Global Daily – Have oil prices reached a bottom?

by: Hans van Cleef

Commodities View: Sentiment has turned negative for oil prices – Oil prices have come under serious pressure in recent weeks. Since early 2016, oil prices continued to rise on the back of economic growth, positive sentiment in other asset classes, as well as support from OPEC policy. More recently, US President Trump has said that OPEC is keeping oil prices too high by not producing enough oil. OPEC and its allies reacted by increasing oil production, which has pushed oil prices lower. On top of that, the negative sentiment in other asset classes also spilled over to oil markets. A further factor has been a rise in US inventories, triggering investor worries that another period of oversupply is possible. Finally, the US provided 180-day waivers to eight Iran oil consumers and thereby softened the effects of the Iran sanctions. Although the long-term technical uptrend is still intact, short-term sentiment has clearly deteriorated after crucial technical support levels were taken out. As a result, Brent has dropped to USD 65/bbl and WTI touched USD 55/bbl.

With the US mid-term elections behind us and the bi-annual OPEC meeting ahead, OPEC has started to signal that lower demand for OPEC oil would justify a production cut. This forward guidance was counterbalanced by new comments from President Trump pointing to the need for more oil. On 6 December the bi-annual OPEC meeting will be held.

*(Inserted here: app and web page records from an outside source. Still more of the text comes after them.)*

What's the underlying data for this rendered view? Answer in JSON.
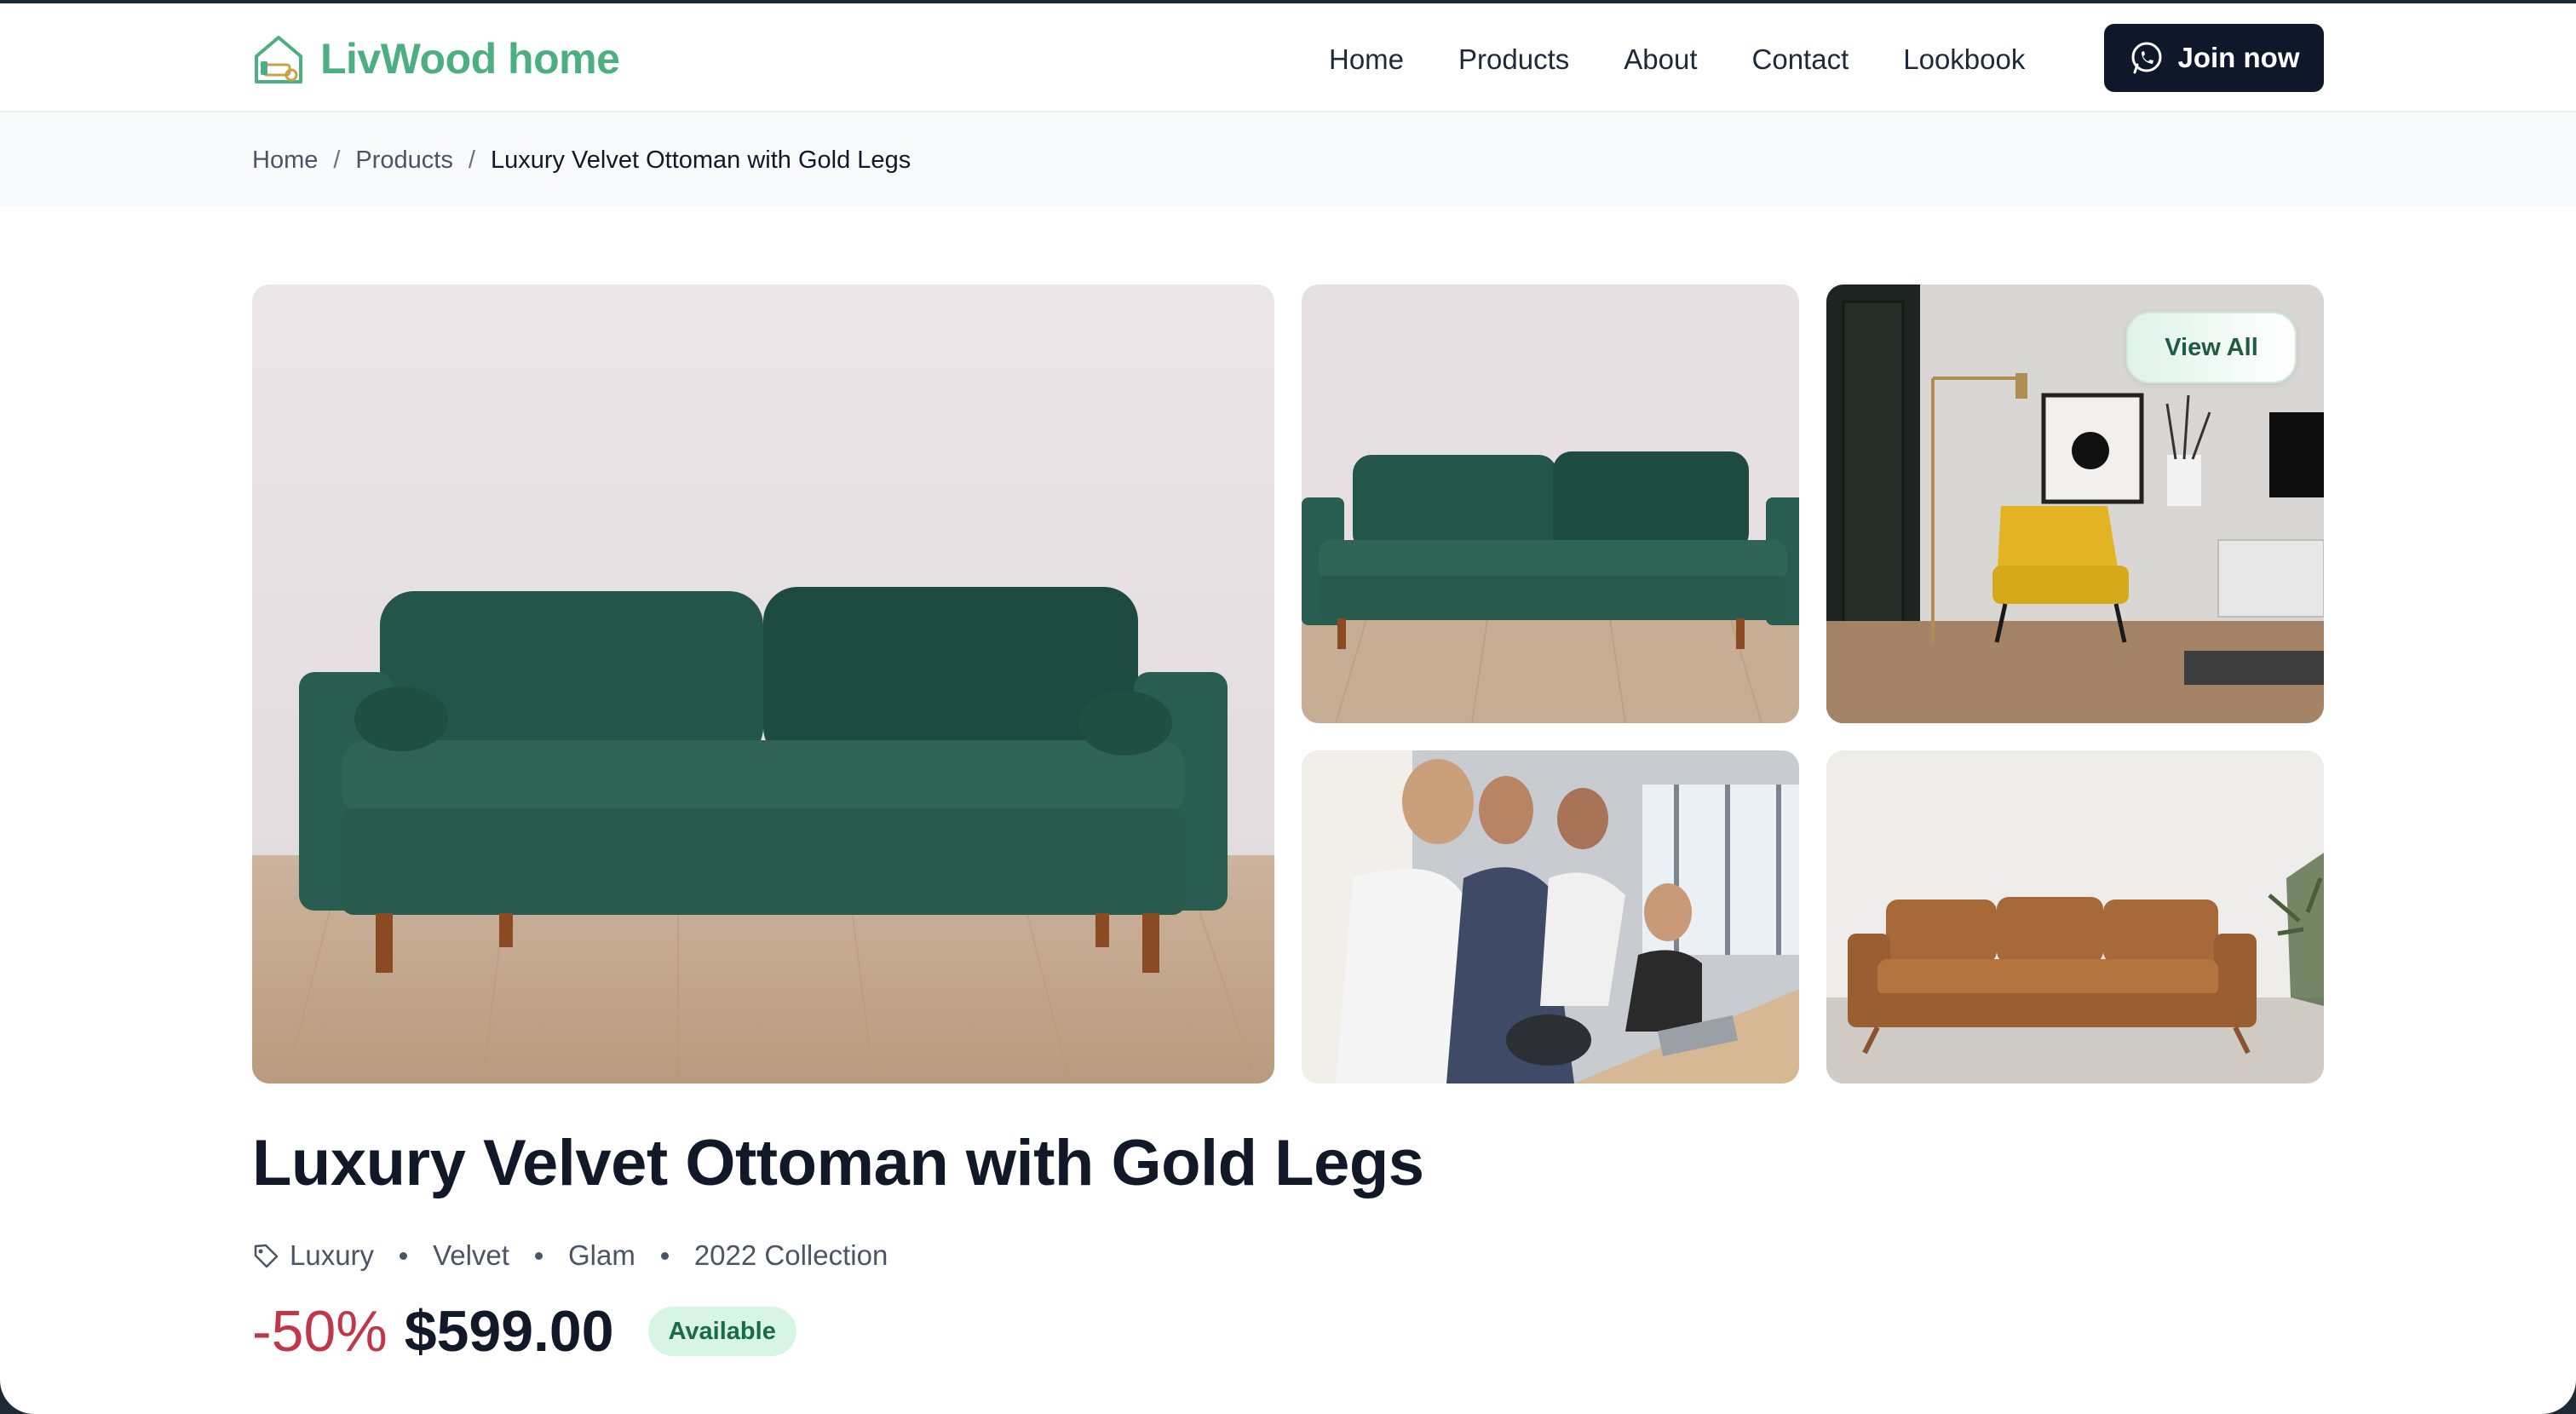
{
  "header": {
    "brand": "LivWood home",
    "nav": [
      "Home",
      "Products",
      "About",
      "Contact",
      "Lookbook"
    ],
    "join_label": "Join now"
  },
  "breadcrumb": {
    "items": [
      "Home",
      "Products",
      "Luxury Velvet Ottoman with Gold Legs"
    ],
    "separator": "/"
  },
  "gallery": {
    "view_all_label": "View All",
    "images": [
      "green-velvet-sofa",
      "green-velvet-sofa-alt",
      "yellow-armchair-living-room",
      "team-at-office-desk",
      "tan-leather-sofa"
    ]
  },
  "product": {
    "title": "Luxury Velvet Ottoman with Gold Legs",
    "tags": [
      "Luxury",
      "Velvet",
      "Glam",
      "2022 Collection"
    ],
    "discount": "-50%",
    "price": "$599.00",
    "status": "Available"
  },
  "colors": {
    "brand_green": "#4caf82",
    "dark": "#0f172a",
    "discount_red": "#c0374a",
    "badge_bg": "#d8f5e4"
  }
}
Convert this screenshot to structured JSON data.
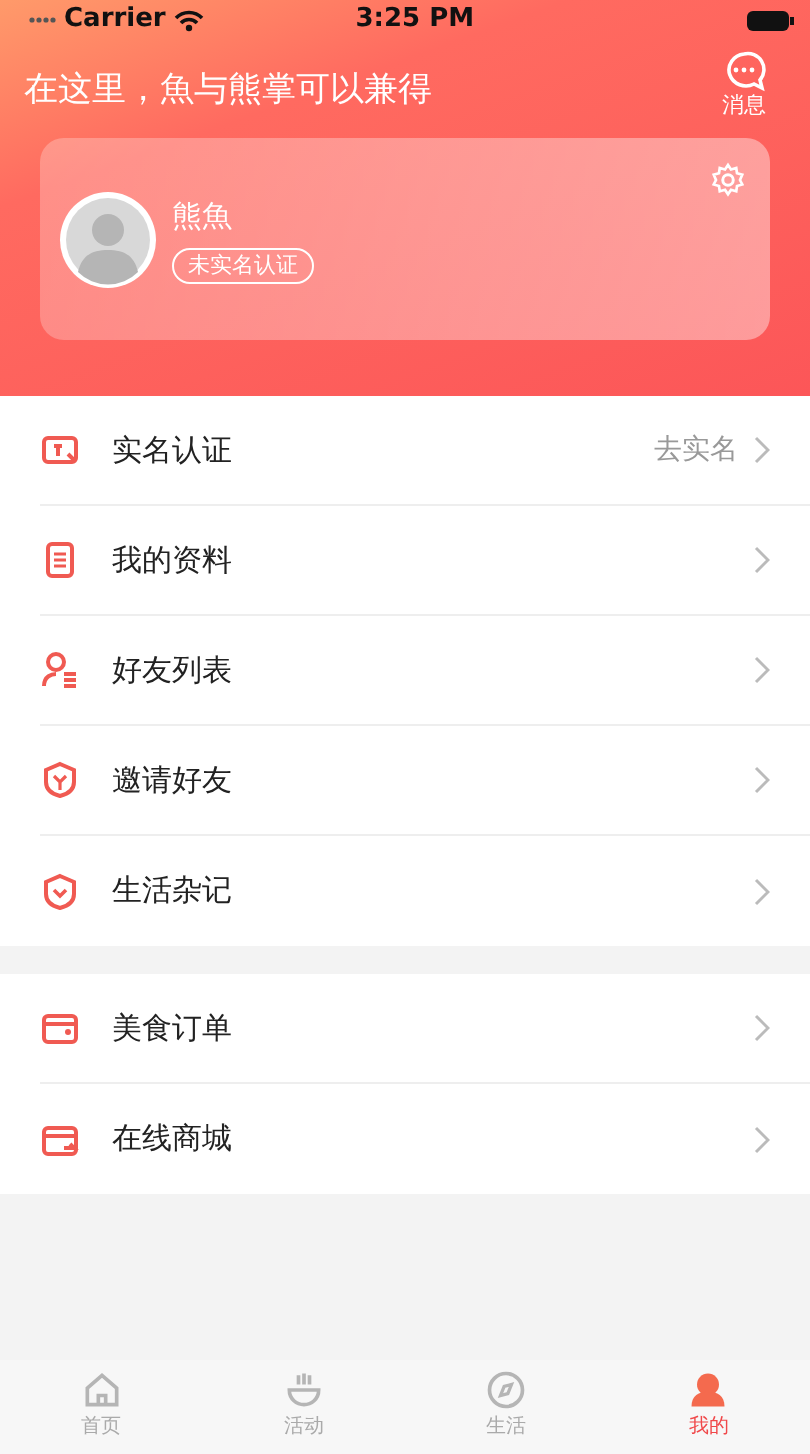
{
  "status_bar": {
    "carrier": "Carrier",
    "time": "3:25 PM"
  },
  "header": {
    "title": "在这里，魚与熊掌可以兼得",
    "message_label": "消息"
  },
  "profile": {
    "name": "熊魚",
    "badge": "未实名认证"
  },
  "menu_groups": [
    {
      "items": [
        {
          "label": "实名认证",
          "value": "去实名"
        },
        {
          "label": "我的资料"
        },
        {
          "label": "好友列表"
        },
        {
          "label": "邀请好友"
        },
        {
          "label": "生活杂记"
        }
      ]
    },
    {
      "items": [
        {
          "label": "美食订单"
        },
        {
          "label": "在线商城"
        }
      ]
    }
  ],
  "tab_bar": [
    {
      "label": "首页",
      "selected": false
    },
    {
      "label": "活动",
      "selected": false
    },
    {
      "label": "生活",
      "selected": false
    },
    {
      "label": "我的",
      "selected": true
    }
  ]
}
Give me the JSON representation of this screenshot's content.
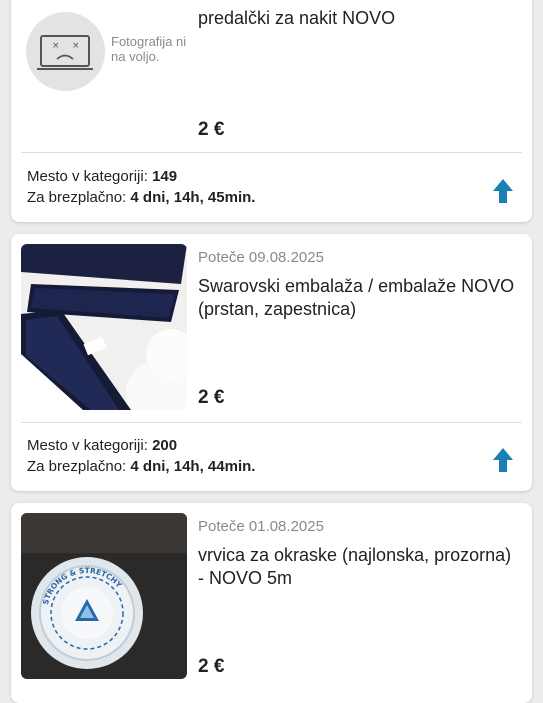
{
  "listings": [
    {
      "title": "predalčki za nakit NOVO",
      "no_photo_text": "Fotografija ni na voljo.",
      "price": "2 €",
      "rank_label": "Mesto v kategoriji:",
      "rank_value": "149",
      "free_label": "Za brezplačno:",
      "free_value": "4 dni, 14h, 45min.",
      "icon": "arrow-up-icon"
    },
    {
      "expiry": "Poteče 09.08.2025",
      "title": "Swarovski embalaža / embalaže NOVO (prstan, zapestnica)",
      "price": "2 €",
      "rank_label": "Mesto v kategoriji:",
      "rank_value": "200",
      "free_label": "Za brezplačno:",
      "free_value": "4 dni, 14h, 44min.",
      "icon": "arrow-up-icon"
    },
    {
      "expiry": "Poteče 01.08.2025",
      "title": "vrvica za okraske (najlonska, prozorna) - NOVO 5m",
      "price": "2 €",
      "spool_text": "STRONG & STRETCHY"
    }
  ],
  "colors": {
    "accent": "#1a7fb3",
    "background": "#ececec"
  }
}
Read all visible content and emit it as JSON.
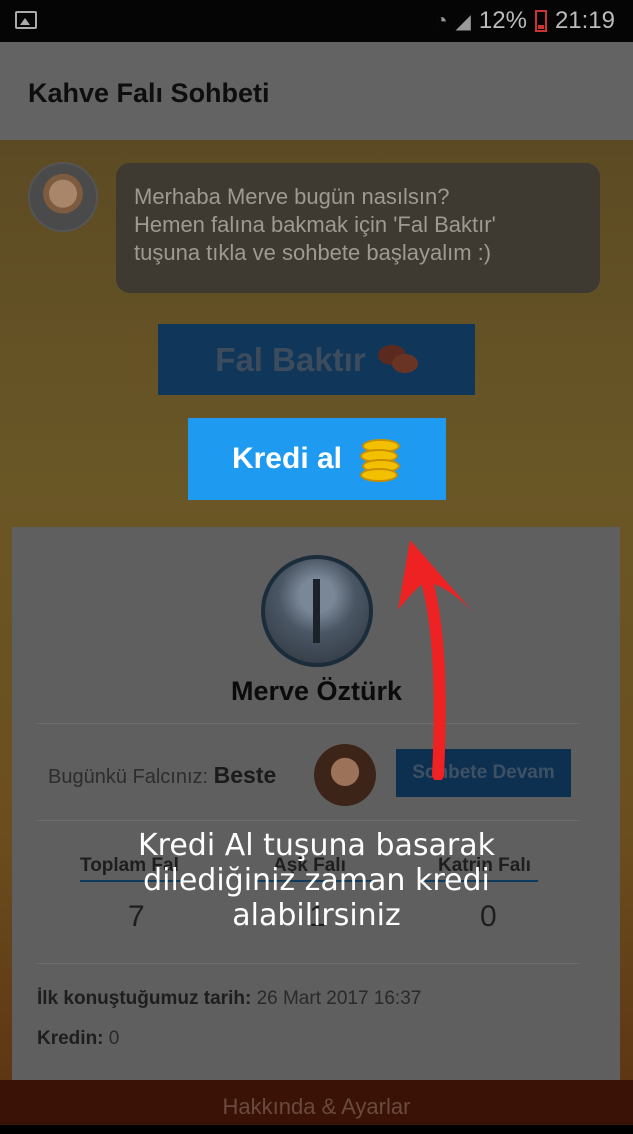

The outcome of this meeting will be crucial for the 2019 oil price direction. Will OPEC focus on its own policy of stabilizing crude supply (and thus cut production), or will it be sensitive to Trump’s request for lower oil prices? For the moment we believe that oil prices have dropped too far and that a recovery is likely. Although our 2018 year-end forecast of USD 85/bbl may seem optimistic, we maintain our forecast of higher oil prices in 2019 for the time being. Global oil demand growth may be affected somewhat by a slowdown in global economic growth. However, according to the International Energy Agency global demand will continue to grow with 1.4 million barrels per day (mb/d) in 2019 (compared to 1.3 mb/d in 2018) which is in line with our forecast. (Hans van Cleef)